It was a pleasure to return the beautiful Anglo-German tapestries designed by weaver Ursula Benker Schirmer to Chichester Cathedral this week after new linings and a thorough surface clean.
The tapestries have a vertical warp so after freezing for a slight moth infestation, a deep clean and new linings, we rolled them bottom to top ready to hang. Wood battens slide inside the top turn of the tapestries and eye hooks are wound in through eyelets as the hanging mechanism.
The three panels were woven in the early 1980s on a cotton warp and have a predominately wool weft together creating one enormous tapestry that is almost 8m wide. Benker Schirmer was inspired by rock crystal fragments in her stunning colourful design for the tapestry which represents some of the miracles performed by St Richard, Bishop of Chichester 1245-53. The tapestry is placed behind the Shrine of St Richard and relates to the beautiful Chagal stained glass window close by. The larger central panel was woven first at Benker Schirmer’s German studio whereas the outer two panels were woven at the West Dean tapestry studio; the Anglo German collaboration representing reconcilation between the British and German peoples after World War II.

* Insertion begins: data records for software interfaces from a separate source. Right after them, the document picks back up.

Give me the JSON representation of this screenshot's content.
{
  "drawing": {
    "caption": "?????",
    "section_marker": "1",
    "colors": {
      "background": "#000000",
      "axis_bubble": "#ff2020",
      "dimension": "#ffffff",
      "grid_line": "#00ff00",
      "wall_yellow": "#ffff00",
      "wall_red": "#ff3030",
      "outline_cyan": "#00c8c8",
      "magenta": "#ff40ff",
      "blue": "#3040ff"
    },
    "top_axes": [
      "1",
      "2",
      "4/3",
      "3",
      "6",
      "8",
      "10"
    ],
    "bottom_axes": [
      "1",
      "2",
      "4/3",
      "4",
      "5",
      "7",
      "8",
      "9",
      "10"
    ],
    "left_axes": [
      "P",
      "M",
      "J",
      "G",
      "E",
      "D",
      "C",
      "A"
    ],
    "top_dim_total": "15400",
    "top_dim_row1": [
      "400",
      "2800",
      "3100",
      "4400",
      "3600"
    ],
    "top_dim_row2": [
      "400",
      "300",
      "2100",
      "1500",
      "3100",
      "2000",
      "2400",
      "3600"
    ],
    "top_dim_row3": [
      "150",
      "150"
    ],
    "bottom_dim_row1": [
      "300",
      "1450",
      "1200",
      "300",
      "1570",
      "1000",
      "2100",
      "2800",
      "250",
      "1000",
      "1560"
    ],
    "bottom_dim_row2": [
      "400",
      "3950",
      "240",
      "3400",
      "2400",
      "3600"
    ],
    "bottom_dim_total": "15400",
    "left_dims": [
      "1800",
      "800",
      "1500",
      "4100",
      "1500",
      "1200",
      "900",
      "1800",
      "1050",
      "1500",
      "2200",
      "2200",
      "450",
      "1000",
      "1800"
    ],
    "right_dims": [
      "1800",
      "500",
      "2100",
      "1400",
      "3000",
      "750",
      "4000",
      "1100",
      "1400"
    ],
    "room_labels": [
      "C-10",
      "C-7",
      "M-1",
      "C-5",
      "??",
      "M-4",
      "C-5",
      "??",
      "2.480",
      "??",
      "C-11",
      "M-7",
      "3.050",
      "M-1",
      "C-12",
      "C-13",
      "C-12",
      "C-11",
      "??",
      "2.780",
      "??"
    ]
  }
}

The tapestry is marked at its top and bottom warp edges with the names of the studio, the date and all the weaver’s marks. We were fortunate to meet one of the original weavers, Ananda Armstrong King, who came into the studio especially to re-connect with her work. Ananda was one of the weavers working on the large central panel woven in Benker Schirmer’s German studio and then moved back to the UK to weave one of the side panels woven at West Dean. Ananda infectiously explained the whole weaving process in wonderful detail including some very funny insights and stories.
We also learnt about a catastrophe that occurred during the weaving process – we had noticed some slight tension issues with the two woven at West Dean and she explained that there had been a complete collapse of both looms mid weaving – a weaver’s nightmare! Somehow the technicians were able to save the day and cobble supports together so that they were able to carry on weaving eventually but much time was lost. Ananda said that the cotton warp used and supplied by Ursula Benker Schirmer was more highly twisted and the warps were set much tighter than usually used at West Dean. This meant that as the weaving progressed and was rolled/wound on, the warp got tighter and this contributed to too much tension building up in the looms – hence the collapse.
Ananda said it was wonderful to see the tapestries close up again as it brought back so many memories of her fellow weavers and being part of such a huge commission creating something so stunning.
The tapestries were rehung in May, back to back with the John Piper tapestries we cleaned last year. The maintenance team used pulley ropes over a bar at the top of the screen to haul the weight safely up, while we worked below gradually unrolling the tapestry. It was tricky to get each panel adjusted correctly so that the design matched up over the three panels – a problem the weavers apparently originally had too, Ananda told us, both when weaving and then hanging them for the first time 40 years ago.
We are planning to record and try and trace each weaver for the three panels so watch this space.